● **WORK ITEM**:
From the first record below to the last, retype each one exactly.

● **Dataset items**:
+--

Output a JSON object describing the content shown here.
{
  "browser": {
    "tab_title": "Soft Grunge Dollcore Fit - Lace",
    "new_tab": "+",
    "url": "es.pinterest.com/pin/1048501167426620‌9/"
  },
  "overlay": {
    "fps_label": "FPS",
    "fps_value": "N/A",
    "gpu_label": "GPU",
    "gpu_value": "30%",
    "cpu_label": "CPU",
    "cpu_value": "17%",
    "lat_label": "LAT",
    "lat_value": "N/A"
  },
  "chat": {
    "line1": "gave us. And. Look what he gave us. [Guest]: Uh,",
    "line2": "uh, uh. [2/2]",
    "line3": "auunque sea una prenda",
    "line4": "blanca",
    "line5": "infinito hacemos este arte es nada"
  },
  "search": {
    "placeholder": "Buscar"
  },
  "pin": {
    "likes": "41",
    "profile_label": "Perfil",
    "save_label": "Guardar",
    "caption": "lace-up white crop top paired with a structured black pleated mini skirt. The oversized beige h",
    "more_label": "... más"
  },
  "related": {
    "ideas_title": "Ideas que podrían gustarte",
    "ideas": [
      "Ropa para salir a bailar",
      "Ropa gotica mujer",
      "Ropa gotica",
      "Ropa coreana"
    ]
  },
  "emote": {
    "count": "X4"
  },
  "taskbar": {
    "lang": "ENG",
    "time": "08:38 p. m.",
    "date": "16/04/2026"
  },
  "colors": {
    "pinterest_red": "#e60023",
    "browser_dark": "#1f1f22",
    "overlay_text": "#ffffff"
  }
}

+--

● **SOLUTION TO THE PROBLEM**:
Output a JSON object describing the content shown here.
{
  "browser": {
    "tab_title": "Soft Grunge Dollcore Fit - Lace",
    "new_tab": "+",
    "url": "es.pinterest.com/pin/1048501167426620‌9/"
  },
  "overlay": {
    "fps_label": "FPS",
    "fps_value": "N/A",
    "gpu_label": "GPU",
    "gpu_value": "30%",
    "cpu_label": "CPU",
    "cpu_value": "17%",
    "lat_label": "LAT",
    "lat_value": "N/A"
  },
  "chat": {
    "line1": "gave us. And. Look what he gave us. [Guest]: Uh,",
    "line2": "uh, uh. [2/2]",
    "line3": "auunque sea una prenda",
    "line4": "blanca",
    "line5": "infinito hacemos este arte es nada"
  },
  "search": {
    "placeholder": "Buscar"
  },
  "pin": {
    "likes": "41",
    "profile_label": "Perfil",
    "save_label": "Guardar",
    "caption": "lace-up white crop top paired with a structured black pleated mini skirt. The oversized beige h",
    "more_label": "... más"
  },
  "related": {
    "ideas_title": "Ideas que podrían gustarte",
    "ideas": [
      "Ropa para salir a bailar",
      "Ropa gotica mujer",
      "Ropa gotica",
      "Ropa coreana"
    ]
  },
  "emote": {
    "count": "X4"
  },
  "taskbar": {
    "lang": "ENG",
    "time": "08:38 p. m.",
    "date": "16/04/2026"
  },
  "colors": {
    "pinterest_red": "#e60023",
    "browser_dark": "#1f1f22",
    "overlay_text": "#ffffff"
  }
}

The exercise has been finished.